Page and application data records:
********************
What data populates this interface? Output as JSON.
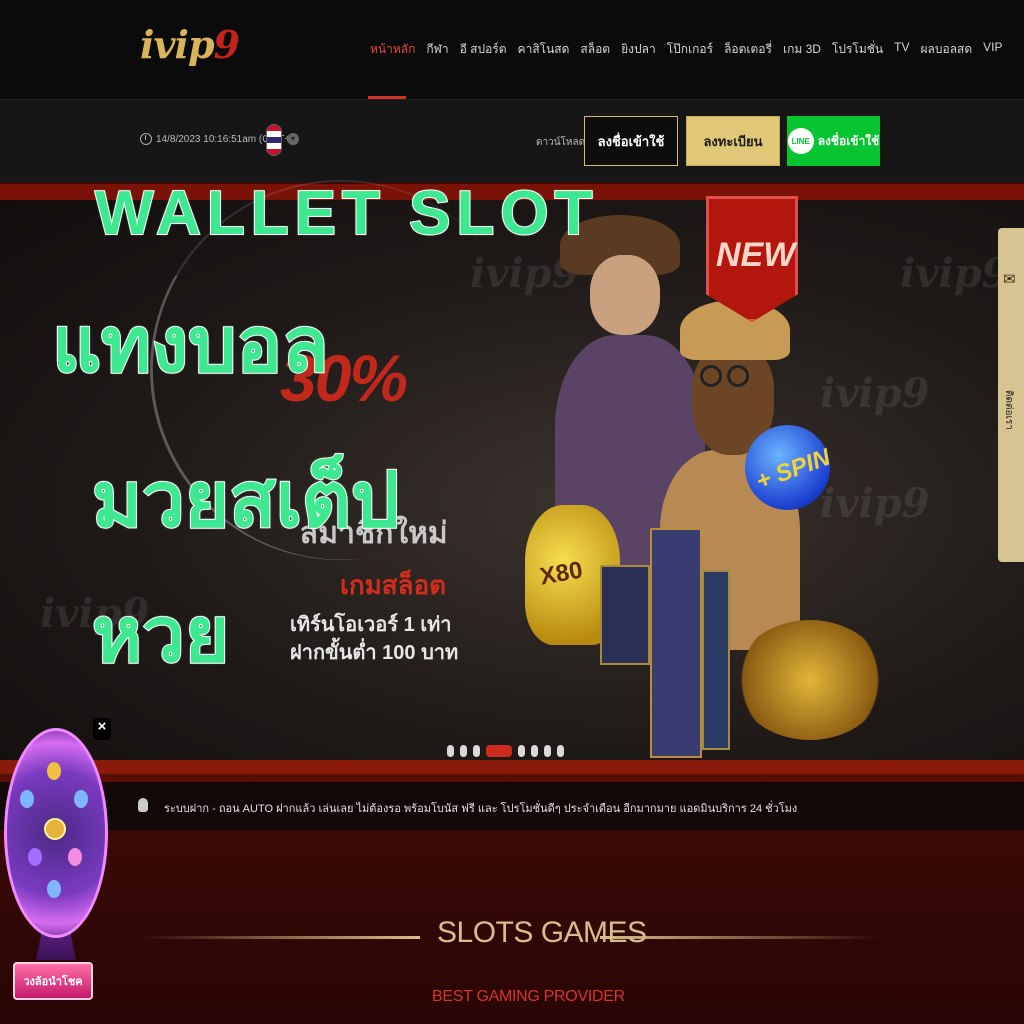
{
  "logo": {
    "main": "ivip",
    "accent": "9"
  },
  "nav": {
    "items": [
      {
        "label": "หน้าหลัก",
        "active": true
      },
      {
        "label": "กีฬา"
      },
      {
        "label": "อี สปอร์ต"
      },
      {
        "label": "คาสิโนสด"
      },
      {
        "label": "สล็อต"
      },
      {
        "label": "ยิงปลา"
      },
      {
        "label": "โป๊กเกอร์"
      },
      {
        "label": "ล็อตเตอรี่"
      },
      {
        "label": "เกม 3D"
      },
      {
        "label": "โปรโมชั่น"
      },
      {
        "label": "TV"
      },
      {
        "label": "ผลบอลสด"
      },
      {
        "label": "VIP"
      }
    ]
  },
  "subbar": {
    "datetime": "14/8/2023 10:16:51am (GMT+8)",
    "download_label": "ดาวน์โหลด",
    "login_label": "ลงชื่อเข้าใช้",
    "register_label": "ลงทะเบียน",
    "line_badge": "LINE",
    "line_login_label": "ลงชื่อเข้าใช้"
  },
  "overlay": {
    "line1": "WALLET SLOT",
    "line2": "แทงบอล",
    "line3": "มวยสเต็ป",
    "line4": "หวย"
  },
  "banner": {
    "percent": "30%",
    "subtitle": "สมาชิกใหม่",
    "game": "เกมสล็อต",
    "line1": "เทิร์นโอเวอร์ 1 เท่า",
    "line2": "ฝากขั้นต่ำ 100 บาท",
    "new_badge": "NEW",
    "spin_text": "+ SPIN",
    "bag_text": "X80",
    "bg_logo": "ivip9",
    "slide_count": 8,
    "active_slide": 3
  },
  "side_contact": {
    "label": "ติดต่อเรา",
    "icon": "envelope-icon"
  },
  "ticker": {
    "icon": "bell-icon",
    "text": "ระบบฝาก - ถอน AUTO  ฝากแล้ว เล่นเลย ไม่ต้องรอ พร้อมโบนัส ฟรี และ โปรโมชั่นดีๆ ประจำเดือน อีกมากมาย แอดมินบริการ 24 ชั่วโมง"
  },
  "slots": {
    "title": "SLOTS GAMES",
    "subtitle": "BEST GAMING PROVIDER"
  },
  "wheel": {
    "close_label": "×",
    "label": "วงล้อนำโชค"
  },
  "colors": {
    "accent_red": "#d23327",
    "gold": "#e0c878",
    "line_green": "#07c431",
    "overlay_green": "#3ee890"
  }
}
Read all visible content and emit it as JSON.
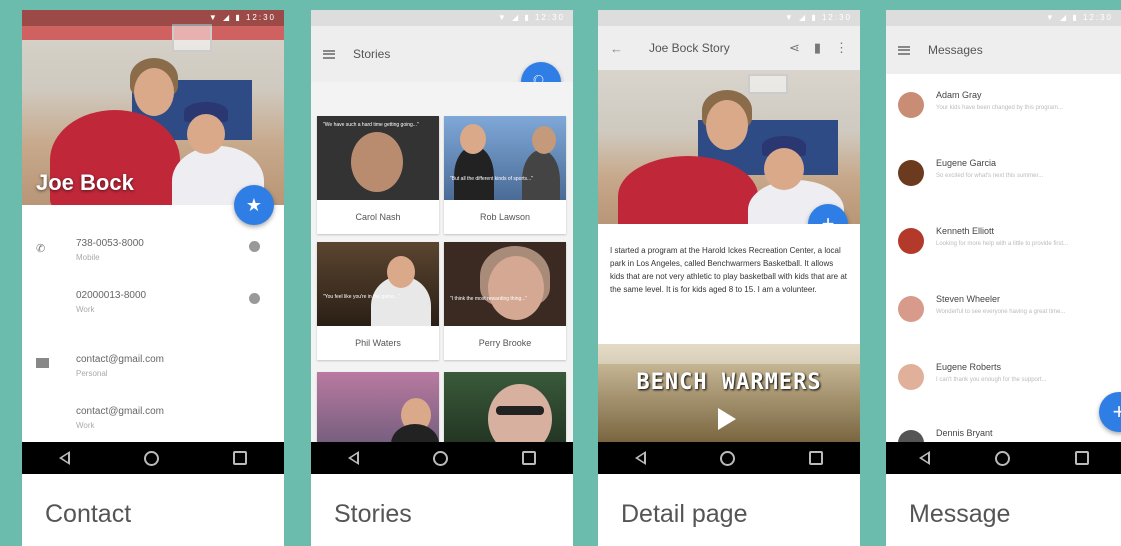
{
  "contact": {
    "name": "Joe Bock",
    "rows": [
      {
        "value": "738-0053-8000",
        "label": "Mobile"
      },
      {
        "value": "02000013-8000",
        "label": "Work"
      },
      {
        "value": "contact@gmail.com",
        "label": "Personal"
      },
      {
        "value": "contact@gmail.com",
        "label": "Work"
      }
    ],
    "caption": "Contact"
  },
  "stories": {
    "title": "Stories",
    "cards": [
      {
        "name": "Carol Nash",
        "quote": "\"We have such a hard time getting going...\""
      },
      {
        "name": "Rob Lawson",
        "quote": "\"But all the different kinds of sports...\""
      },
      {
        "name": "Phil Waters",
        "quote": "\"You feel like you're in the game...\""
      },
      {
        "name": "Perry Brooke",
        "quote": "\"I think the most rewarding thing...\""
      },
      {
        "name": "",
        "quote": ""
      },
      {
        "name": "",
        "quote": ""
      }
    ],
    "caption": "Stories"
  },
  "detail": {
    "title": "Joe Bock Story",
    "body": "I started a program at the Harold Ickes Recreation Center, a local park in Los Angeles, called Benchwarmers Basketball. It allows kids that are not very athletic to play basketball with kids that are at the same level. It is for kids aged 8 to 15. I am a volunteer.",
    "video_title": "BENCH WARMERS",
    "caption": "Detail page"
  },
  "messages": {
    "title": "Message",
    "caption": "Message",
    "items": [
      {
        "name": "Adam Gray",
        "preview": "Your kids have been changed by this program...",
        "color": "#c98c74"
      },
      {
        "name": "Eugene Garcia",
        "preview": "So excited for what's next this summer...",
        "color": "#6b3a1f"
      },
      {
        "name": "Kenneth Elliott",
        "preview": "Looking for more help with a little to provide first...",
        "color": "#b33a2a"
      },
      {
        "name": "Steven Wheeler",
        "preview": "Wonderful to see everyone having a great time...",
        "color": "#d89a8a"
      },
      {
        "name": "Eugene Roberts",
        "preview": "I can't thank you enough for the support...",
        "color": "#e0b09a"
      },
      {
        "name": "Dennis Bryant",
        "preview": "",
        "color": "#555555"
      }
    ]
  },
  "status": "▼ ◢ ▮ 12:30",
  "colors": {
    "accent": "#2f7ee6",
    "background": "#6cbcae"
  }
}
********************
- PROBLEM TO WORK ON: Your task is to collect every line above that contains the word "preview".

- SOLVED EXERCISE:
        "preview": "Your kids have been changed by this program...",
        "preview": "So excited for what's next this summer...",
        "preview": "Looking for more help with a little to provide first...",
        "preview": "Wonderful to see everyone having a great time...",
        "preview": "I can't thank you enough for the support...",
        "preview": "",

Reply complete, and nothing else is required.